It’s Day 2 of Century High School’s boys soccer tryouts, and first-year coach Trey Howes watches over the players as they go through a series of stretches to warm up before practice at Linton Springs Elementary School.
Howes, who is taking over the varsity program this fall for former coach Scott Booker, is a 2011 Century graduate who played soccer and tennis for the Knights. He coached the junior varsity boys soccer team last season prior to taking the varsity coaching position, and also has two years of experience coaching Century’s boys tennis team.
After he graduated from high school, Howes served as a program assistant to help coach goalkeepers or wherever he was needed.
“I was itching to get back,” Howes said. “It’s a great opportunity for me as a young guy to relate to the kids and I’m excited to see what we can accomplish this year with some young kids, some older kids. To have the opportunity to coach a varsity program anywhere is important to me and something I look forward to.”
Century senior midfielder Alex Grasso called Howes the “dad” of the Knights’ family and anticipates working with him.
“The work ethic for Coach Howes, how he connects with everyone and kind of acts like he’s on the team makes it easy to do drills,” said Knights midfielder Jackson Glenn. “You know you’ll have his trust during games and everything, so it’s easy to connect with him.”
Century went 53-31-9 in six seasons under Booker and made an appearance in the state semifinals in 2017. The Knights won a state championship in 2003 and made two other appearances in the state semifinals in 2006 and 2009 — the last time they won a county crown.
Century finished 10-3, 4-2 in the county last fall and advanced to the Class 2A West Region sectional final before falling to eventual state champion Oakdale.
Howes said he is prepared to lead the program and continue the success that was built and maintained by Booker, but added that the kids are what help make the program so special. The numbers are smaller and the players are younger, but Glenn and Grasso are confident in Howes’ ability to lead the team to success.
“I think with him being a part of Century at one time and his team going pretty far, he wants to beat that constantly,” Glenn said. “He’s constantly wanting more so he’s going to push us to the next level.”
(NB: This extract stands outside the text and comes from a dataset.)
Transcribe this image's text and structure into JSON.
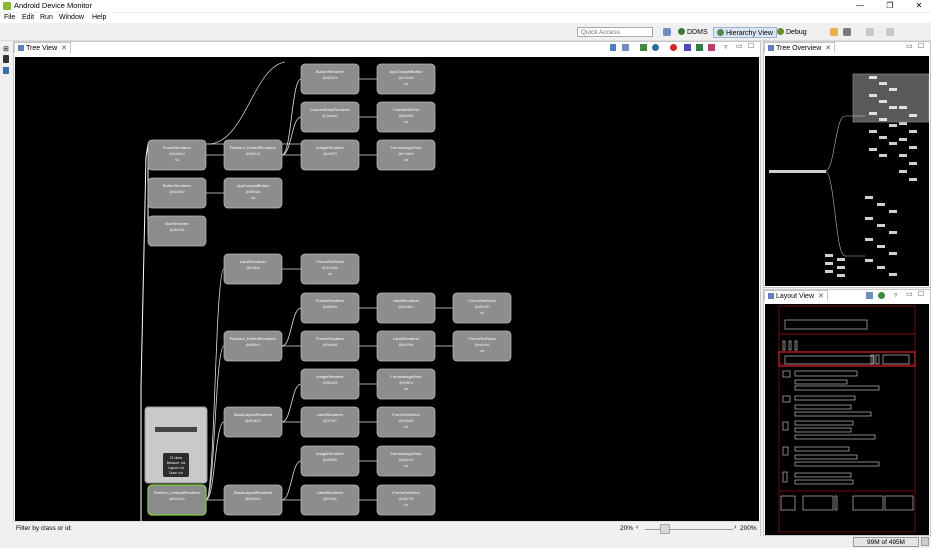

Grasso earned Times second-team all-county honors as a junior last season, along with Mason Motter and Dylan Hairfield. Sterling Mead, a midfielder, represented the Knights on the first team before graduating in 2019.
“I give a lot of thanks to Booker] and to my volunteer coaches that are here running this so I’m looking forward to getting after it,” Howes said. “Obviously the goal every year is a state championship and we haven’t had one since ’03. I’m not sure we have the team to do it right now, but I’m hoping to get them there, that’s my goal.”
Howes has garnered experience coaching two completely different sports between soccer and tennis. Soccer is much more intense, he said, and it takes up more of his head space. Tennis, on the other hand, still requires a lot of preparation and concentration to yield successful results.
“These games are going to be a little bit more high leverage than I’m used to but I can’t wait for that,” Howes said. “Playing for a county crown, a regional crown, and even a state crown is something I’ve been looking forward to since I stopped playing.”